Posted in Data
Microsoft Access. Two words guaranteed to bring any data analyst or IT professional out in a cold sweat but is the somewhat tarnished reputation justified and is there any real place for MS Access in your analytical arsenal?
WHY DOES IT GET SO MUCH HATE?
“Serious” analysts claim to not touch Access with a twenty foot barge pole. It’s more uncool than your dad dancing at a family wedding. It’s been uncool for so long I keep waiting for hipster analysts to adopt it and start to wear using it as a badge of honour against the entrenched snobbish establishment. I’m still waiting.
In certain circles mentioning that you use MS Access is akin to saying you never want to work professionally in the data world again.
They say it’s too slow. They say it’s not able to handle high volumes of data. They say it’s not fit for more than one user. It’s a toy. It’s too “easy” to use. It’s not secure. It’s too easy to corrupt. It’s not suitable for enterprise applications.

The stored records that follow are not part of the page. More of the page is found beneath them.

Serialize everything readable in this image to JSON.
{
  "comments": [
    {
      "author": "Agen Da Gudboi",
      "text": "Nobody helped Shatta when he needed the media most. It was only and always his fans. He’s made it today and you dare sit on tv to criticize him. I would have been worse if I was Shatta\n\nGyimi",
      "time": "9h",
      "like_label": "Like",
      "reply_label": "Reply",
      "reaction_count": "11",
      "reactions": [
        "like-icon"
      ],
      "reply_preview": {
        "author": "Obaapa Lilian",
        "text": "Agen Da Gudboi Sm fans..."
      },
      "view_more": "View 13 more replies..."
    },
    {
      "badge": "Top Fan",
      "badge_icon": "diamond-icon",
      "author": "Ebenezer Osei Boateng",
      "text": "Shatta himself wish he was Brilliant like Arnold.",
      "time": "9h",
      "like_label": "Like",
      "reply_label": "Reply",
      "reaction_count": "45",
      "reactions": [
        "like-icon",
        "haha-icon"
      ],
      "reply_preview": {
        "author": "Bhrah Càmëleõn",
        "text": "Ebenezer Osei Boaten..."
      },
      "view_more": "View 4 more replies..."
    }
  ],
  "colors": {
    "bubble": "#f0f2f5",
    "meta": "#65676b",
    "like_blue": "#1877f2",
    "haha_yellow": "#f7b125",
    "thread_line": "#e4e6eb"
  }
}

And in many cases those complaints are justified. That’s not to say that it doesn’t have it’s place underpinning both daily workplace tasks and as a quick, easy way to pull some data together and give it a rudimentary once over.
WHY SHOULD I USE IT?
All of the things people use as arguments against using MS Access turn out to be reasons for others to use it.
It’s super easy to use – hell yes it is. Setting up tables, queries, forms and reports is a veritable walk in the park. You can import data from spreadsheets, text files or other more suitable data sources like SQL Server and not be afraid of Janey from Accounts overwriting chunks of the production tables with an ill-advised UPDATE statement in Management Studio.
It’s not big enough and my database just kept growing – over time you will eventually max out it’s size limits (somewhere around 2GB from personal observation) but for small scale datasets and quick analysis jobs this will give you more than enough space for very little server space overhead and all you need is MS Access installed on your machine. This should come as standard with most MS Office installs so no fighting with the IT Department to install unwelcome 3rd party software.
It’s not secure enough – well don’t keep business critical or top secret secure data on it in a publicly accessible place then. You don’t need a full user access infrastructure to get started, load it up, fire in your data, run your queries or VBA and it’s all there in front of you.
MAYBE I SHOULD USE IT THEN…
Slow down cowboy/cowgirl. It’s horses for courses and both sides of the debate are technically correct (yes, my rear end does hurt from splinters from sitting on the fence).
Access is never a suitable database system for business critical processes or for something that should be housed in an enterprise level DBMS. Using it to suck in large volumes of data from your main data warehouse will make you want to cry and stamp your feet in frustration. It’s not worth it, trust me, I have the feet stamping scars to prove it over many, many years.
If you have a need to turn some numbers around quickly or investigate a sub-section of a data table then I do recommend having MS Access as part of your toolkit. It’s ease of use and shallow learning curve belie it’s ability to get some vital, if unsung, jobs done in any size of business. It’s not for no reason that MS Access remains the most used desktop database solution in the world.
By all means, know it’s limitations but that doesn’t mean that you should throw the baby out with the bath water. When options are limited, as they often are in highly secure, locked down corporate environments, you’d be surprised just how far you can push this much maligned black sheep of the data analysis family and just what you can get out of it, if you approach the job in a realistic fashion.